Update 11 April 2022
“After months of lobbying, the Arboricultural Association has secured a meeting between Association CEO John Parker and Her Majesty’s Revenue & Customs to discuss the impact on arboriculture of the recent changes to red diesel exemptions. We welcome the willingness of the government to meet us about this issue and are looking forward to having an opportunity to present our members’ concerns to the Treasury. If you have any particular thoughts, comments or questions about this matter then please contact John directly at firstname.lastname@example.org and we will do what we can to make sure your message reaches the government.”
John Parker, January 2022
In 2021 the government announced that it would be removing the entitlement to use red diesel from most sectors. The change will come into effect on April 1st 2022.
Many of our members will be wondering how this change will affect them. Unfortunately, arboriculture is not actually mentioned in the new regulations but the Association hopes that this briefing note will help clarify the situation.
It is recommended that you also consult the information which the government – through HM Revenue & Customs – has produced, available here: www.gov.uk/guidance/fuels-for-use-in-vehicles-excise-notice-75
Certain exemptions apply to agriculture, horticulture and forestry in relation to the use of red diesel after April 1st 2022. HM Revenue & Customs applies the following definitions to these sectors:
- Agriculture – the science and art of cultivating the soil, growing and gathering in crops, and rearing of livestock.
- Horticulture – the science and art of cultivating or managing gardens, including the growing of flowers, fruits and vegetables.
- Forestry – the science and art of forming and cultivating forests and the management of growing timber.
The government clearly states here that arboriculture does not form part of either agriculture or forestry, which we obviously agree with. However, there is some potential confusion around what is included within horticulture. Elsewhere in the government guidance, the definition of what is included with horticulture is expanded as follows:
In our view, horticulture is the cultivation and management of gardens (including vegetable plots, allotments and market gardens, but also flowerbeds, trees, shrubberies and ornamental lawns in public parks). By cultivation and management, we mean growing and tending flowers, lawns, shrubs and trees, and harvesting flowers, fruits and vegetables for food (or animal fodder) and for ornament, as well as treating and enriching the soil and controlling weeds and pests. But, we do not regard as horticulture the landscaping and maintenance of grassy recreational areas, such as playing fields and golf courses, or the grassed areas of parks that are made available for walks, picnics and general recreation.
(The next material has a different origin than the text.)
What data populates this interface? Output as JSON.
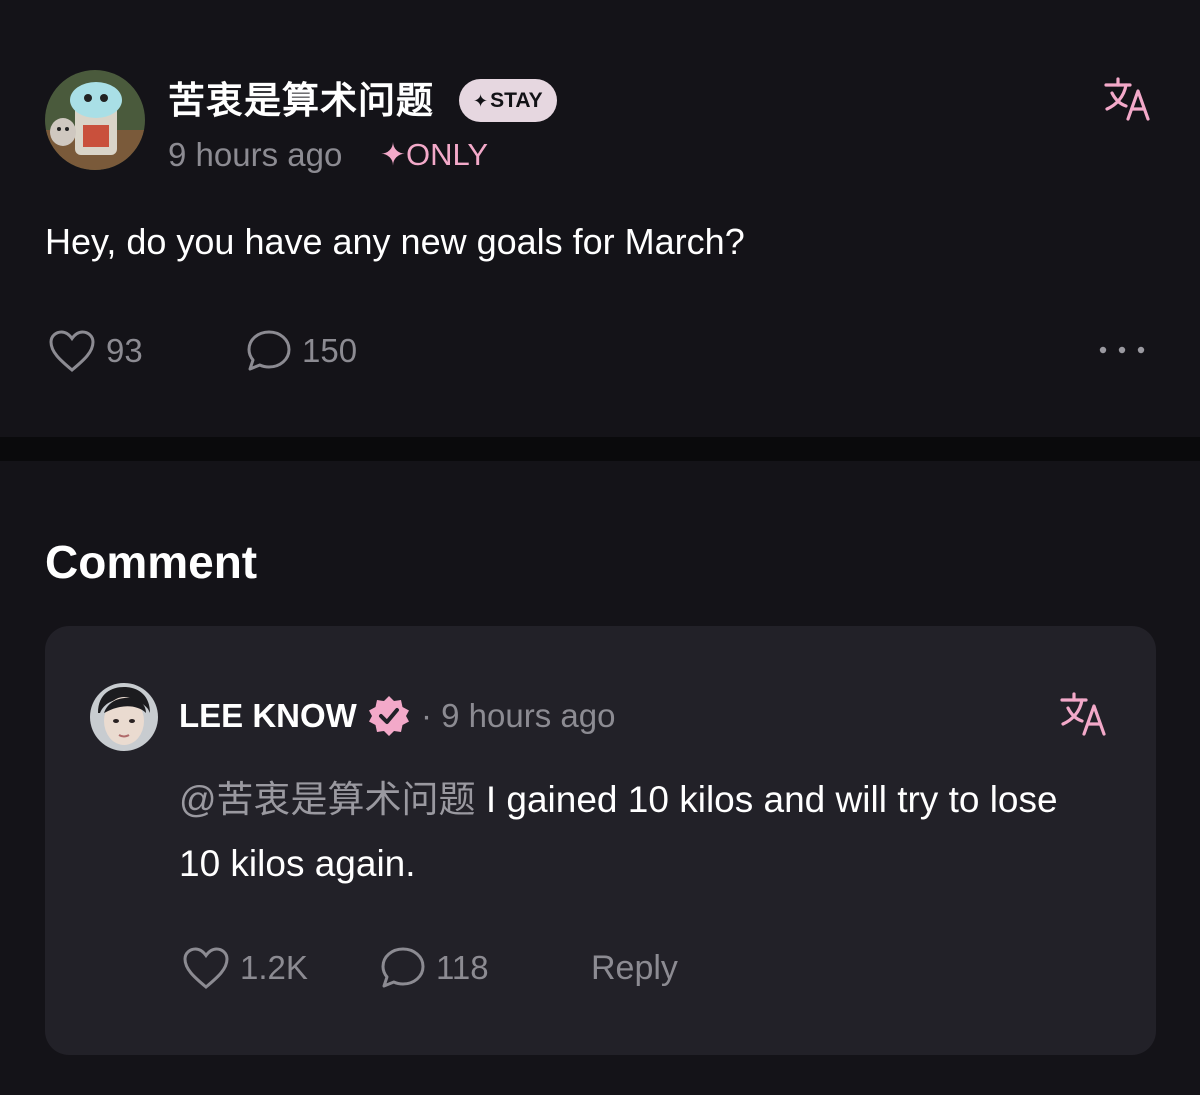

The overall picture is somewhat confused. The implication from the government guidance is that when engaged in certain commercial tree work activities – such as managing trees alongside transport infrastructure or in housing estates, schools or churchyards (to name but a few) then arboriculture is not exempt from the new legislative changes. However, when undertaking tree work in a domestic garden or public park, and when commercially producing trees ‘for ornament’, then these operations are exempt from the restrictions on the use of red diesel.
The Association intends to seek clarification about the use of red diesel from government, and will be writing to our Member of Parliament and the relevant ministers. Further updates will be posted on our website as and when we have them.
In the meantime we recommend that all of our members who might be affected by this change read and become familiar with the government guidance and ensure that you are prepared for the rule changes to come into effect on April 1st 2022.
For more information please contact the Arboricultural Association at email@example.com
Opposite is the letter the Arboricultural Association has sent to George Eustice, Secretary of State, Department for Environment, Food and Rural Affairs on 7 February 2022. Currently we are awaiting a reply.
Download the letter